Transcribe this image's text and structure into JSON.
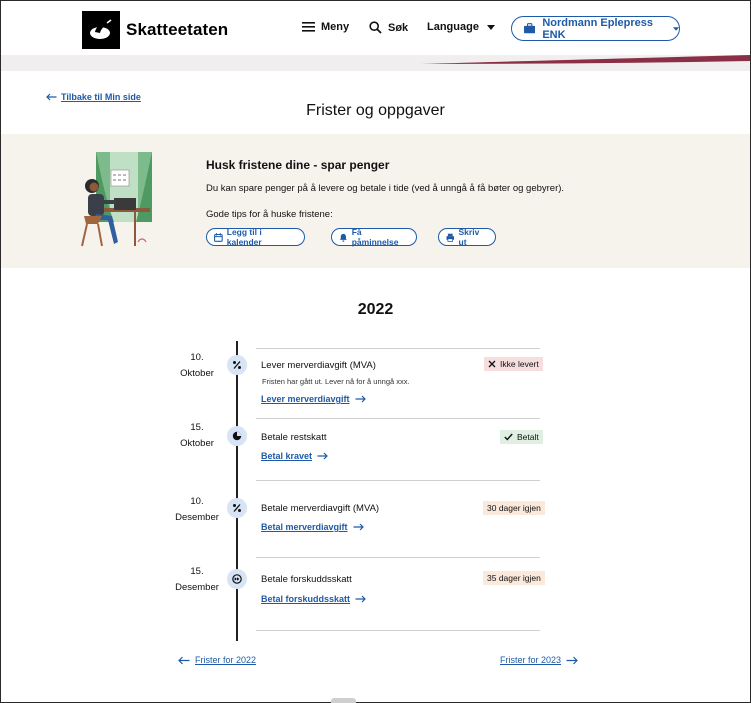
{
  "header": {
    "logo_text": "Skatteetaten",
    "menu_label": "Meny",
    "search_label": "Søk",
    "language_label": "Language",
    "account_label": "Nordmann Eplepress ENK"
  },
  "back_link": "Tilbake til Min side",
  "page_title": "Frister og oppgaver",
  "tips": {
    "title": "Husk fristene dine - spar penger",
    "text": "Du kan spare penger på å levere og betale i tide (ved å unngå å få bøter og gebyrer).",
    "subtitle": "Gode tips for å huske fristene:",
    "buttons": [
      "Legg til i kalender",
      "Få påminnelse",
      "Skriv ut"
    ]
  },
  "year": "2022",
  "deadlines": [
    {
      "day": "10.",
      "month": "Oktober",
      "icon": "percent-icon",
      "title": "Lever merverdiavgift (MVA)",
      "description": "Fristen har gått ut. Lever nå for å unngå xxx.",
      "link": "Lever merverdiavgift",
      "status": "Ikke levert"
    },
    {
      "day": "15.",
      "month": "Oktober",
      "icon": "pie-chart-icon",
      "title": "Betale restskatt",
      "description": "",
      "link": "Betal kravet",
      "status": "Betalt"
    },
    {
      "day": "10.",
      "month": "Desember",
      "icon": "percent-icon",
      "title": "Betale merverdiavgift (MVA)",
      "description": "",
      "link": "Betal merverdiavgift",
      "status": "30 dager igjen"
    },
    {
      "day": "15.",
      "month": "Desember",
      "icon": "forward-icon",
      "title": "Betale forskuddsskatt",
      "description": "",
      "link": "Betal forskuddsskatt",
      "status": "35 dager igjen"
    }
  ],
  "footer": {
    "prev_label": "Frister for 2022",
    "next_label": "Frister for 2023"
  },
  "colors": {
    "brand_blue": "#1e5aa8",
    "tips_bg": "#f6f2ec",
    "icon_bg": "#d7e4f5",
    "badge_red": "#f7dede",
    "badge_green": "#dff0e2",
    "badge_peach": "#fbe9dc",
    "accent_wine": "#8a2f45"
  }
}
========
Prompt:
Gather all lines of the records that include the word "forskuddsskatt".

Written solution:
      "title": "Betale forskuddsskatt",
      "link": "Betal forskuddsskatt",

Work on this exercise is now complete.